◆ Prompt
For the entries below, how many lines include the word "this"? Give the figure and nothing more.

◆ Data supplied
>>>
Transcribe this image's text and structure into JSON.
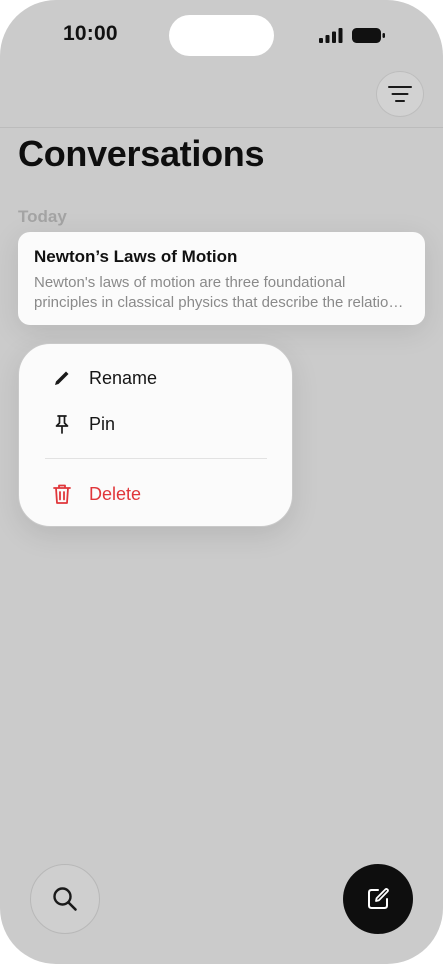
{
  "status_bar": {
    "time": "10:00",
    "signal_icon": "cellular-signal-icon",
    "battery_icon": "battery-icon"
  },
  "header": {
    "filter_icon": "filter-lines-icon",
    "title": "Conversations"
  },
  "sections": [
    {
      "label": "Today",
      "items": [
        {
          "title": "Newton’s Laws of Motion",
          "preview_line1": "Newton's laws of motion are three foundational",
          "preview_line2": "principles in classical physics that describe the relationship between the motion of an object and the forces acting on it."
        }
      ]
    }
  ],
  "context_menu": {
    "items": [
      {
        "label": "Rename",
        "icon": "pencil-icon",
        "destructive": false
      },
      {
        "label": "Pin",
        "icon": "pin-icon",
        "destructive": false
      },
      {
        "label": "Delete",
        "icon": "trash-icon",
        "destructive": true
      }
    ]
  },
  "bottom_bar": {
    "search_icon": "search-icon",
    "compose_icon": "compose-icon"
  },
  "colors": {
    "background_dimmed": "#cbcbcb",
    "card_background": "#fbfbfb",
    "destructive": "#e0363a",
    "compose_button": "#0e0e0e"
  }
}
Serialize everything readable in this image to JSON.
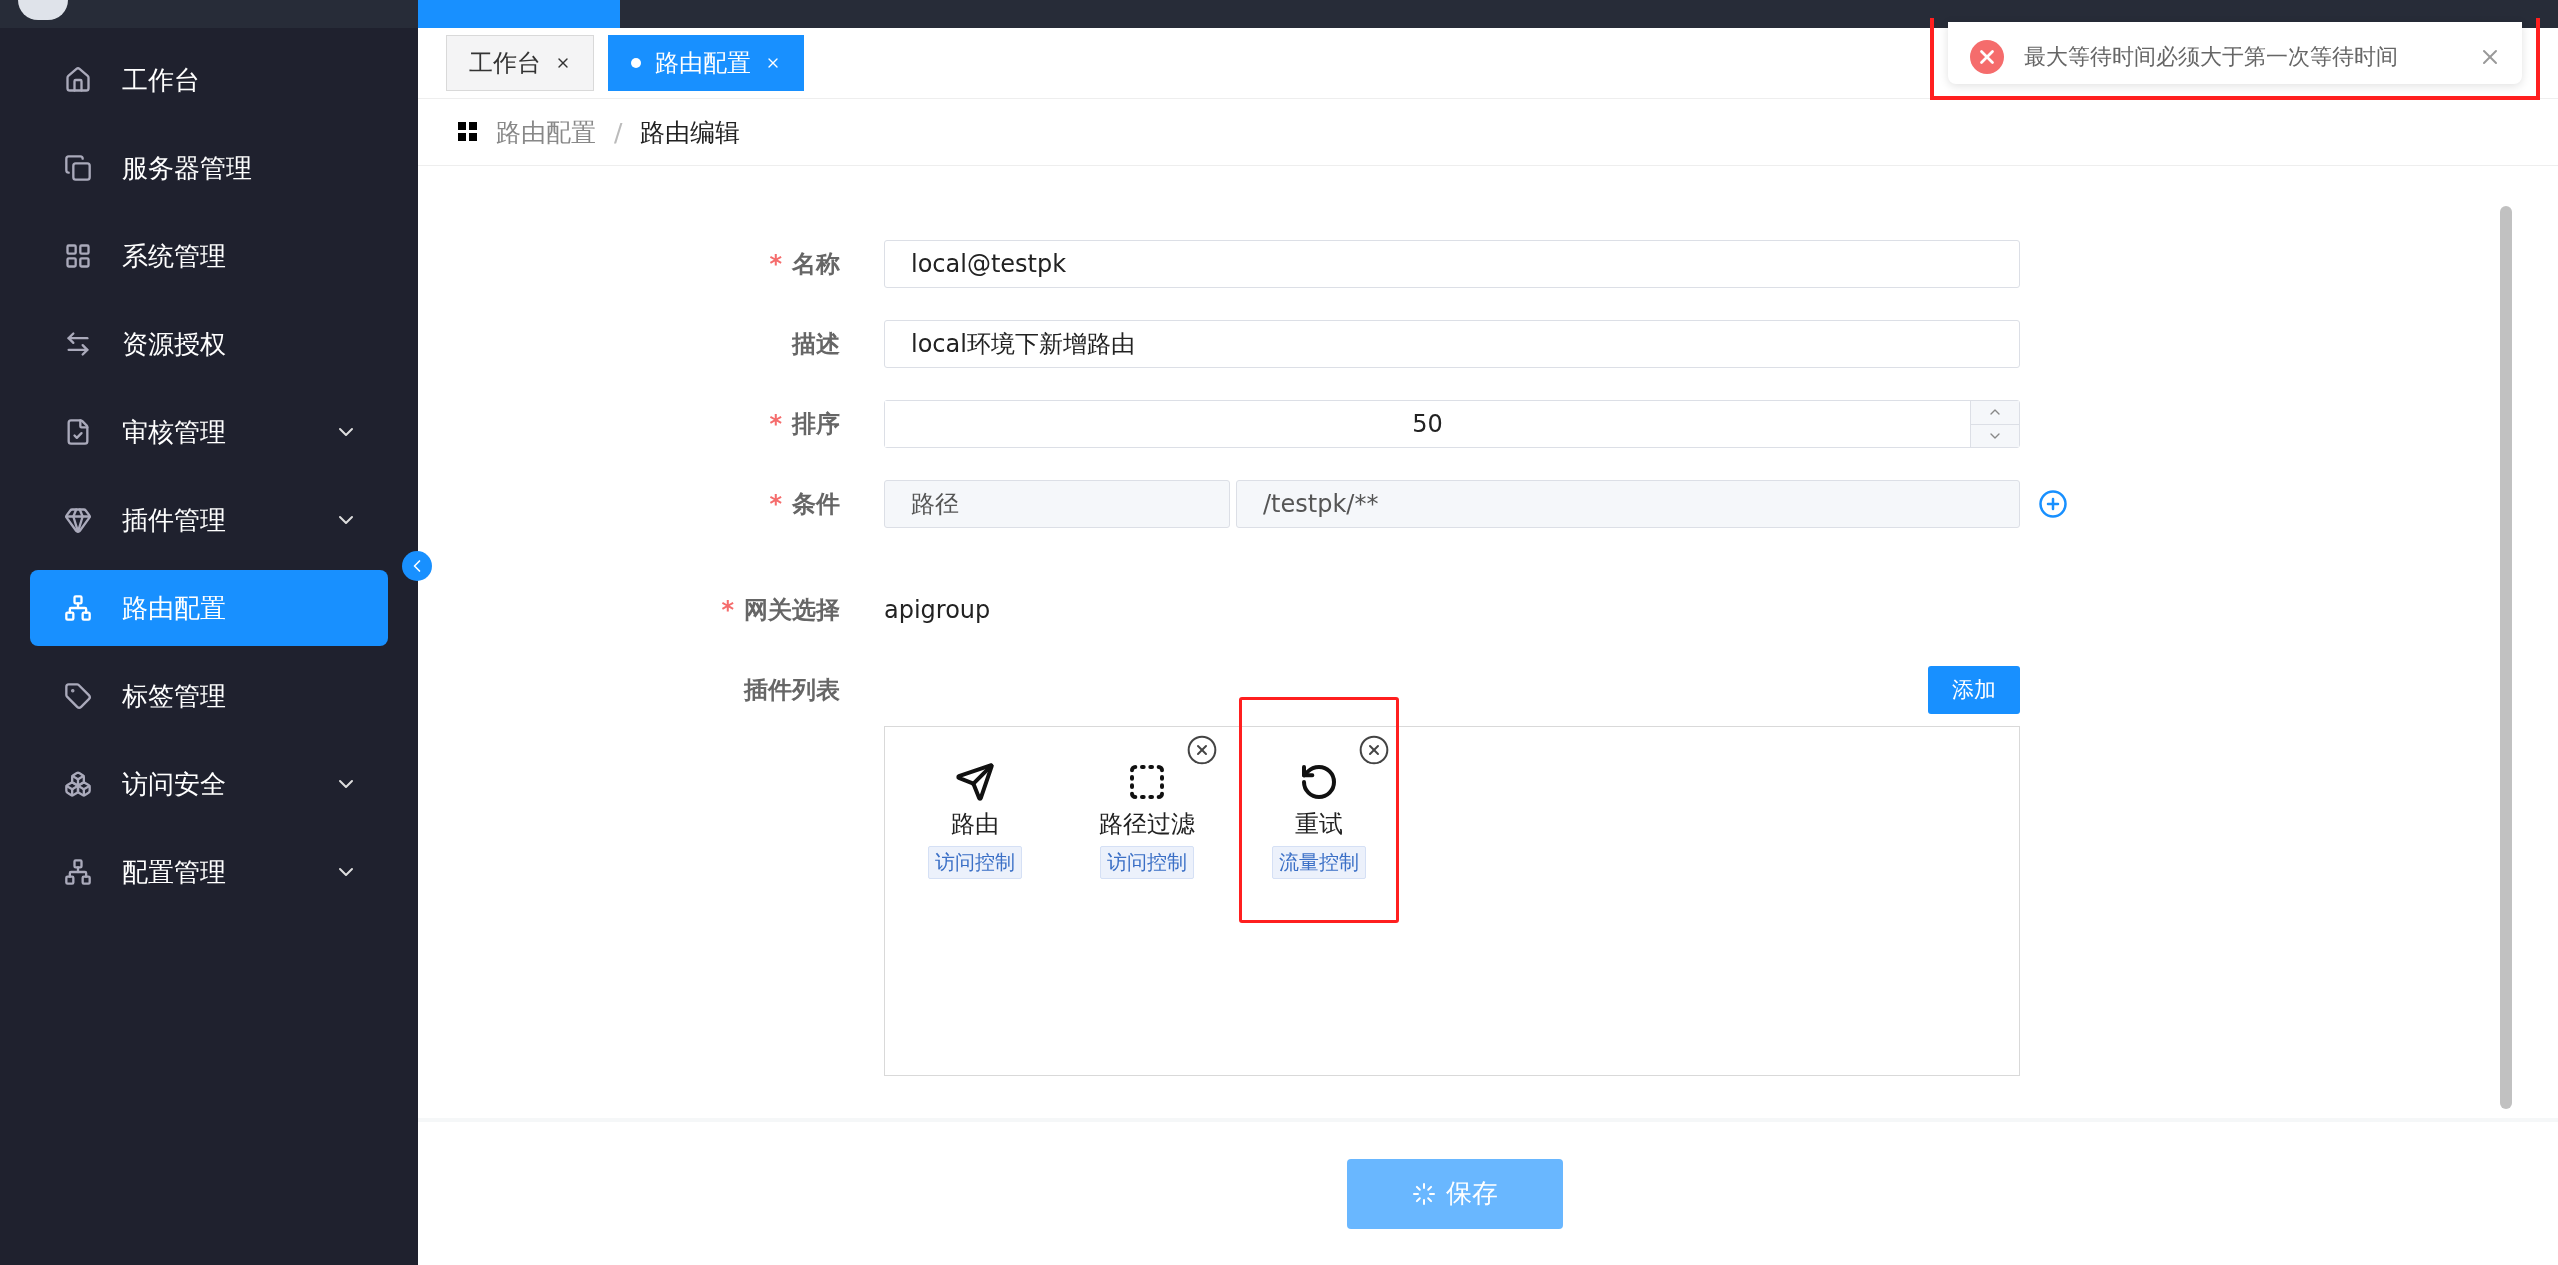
{
  "sidebar": {
    "items": [
      {
        "label": "工作台",
        "submenu": false,
        "selected": false
      },
      {
        "label": "服务器管理",
        "submenu": false,
        "selected": false
      },
      {
        "label": "系统管理",
        "submenu": false,
        "selected": false
      },
      {
        "label": "资源授权",
        "submenu": false,
        "selected": false
      },
      {
        "label": "审核管理",
        "submenu": true,
        "selected": false
      },
      {
        "label": "插件管理",
        "submenu": true,
        "selected": false
      },
      {
        "label": "路由配置",
        "submenu": false,
        "selected": true
      },
      {
        "label": "标签管理",
        "submenu": false,
        "selected": false
      },
      {
        "label": "访问安全",
        "submenu": true,
        "selected": false
      },
      {
        "label": "配置管理",
        "submenu": true,
        "selected": false
      }
    ]
  },
  "tabs": [
    {
      "label": "工作台",
      "selected": false
    },
    {
      "label": "路由配置",
      "selected": true
    }
  ],
  "breadcrumb": {
    "items": [
      "路由配置",
      "路由编辑"
    ],
    "separator": "/"
  },
  "form": {
    "required_mark": "*",
    "fields": [
      {
        "kind": "text",
        "label": "名称",
        "required": true,
        "value": "local@testpk"
      },
      {
        "kind": "text",
        "label": "描述",
        "required": false,
        "value": "local环境下新增路由"
      },
      {
        "kind": "number",
        "label": "排序",
        "required": true,
        "value": "50"
      },
      {
        "kind": "condition",
        "label": "条件",
        "required": true,
        "type": "路径",
        "value": "/testpk/**"
      },
      {
        "kind": "static",
        "label": "网关选择",
        "required": true,
        "value": "apigroup"
      },
      {
        "kind": "plugins",
        "label": "插件列表",
        "required": false,
        "add_button": "添加",
        "plugins": [
          {
            "name": "路由",
            "tag": "访问控制",
            "removable": false,
            "highlighted": false
          },
          {
            "name": "路径过滤",
            "tag": "访问控制",
            "removable": true,
            "highlighted": false
          },
          {
            "name": "重试",
            "tag": "流量控制",
            "removable": true,
            "highlighted": true
          }
        ]
      }
    ]
  },
  "save_button": {
    "label": "保存",
    "loading": true
  },
  "toast": {
    "kind": "error",
    "message": "最大等待时间必须大于第一次等待时间",
    "highlighted": true
  }
}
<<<
◆ Exercise output
2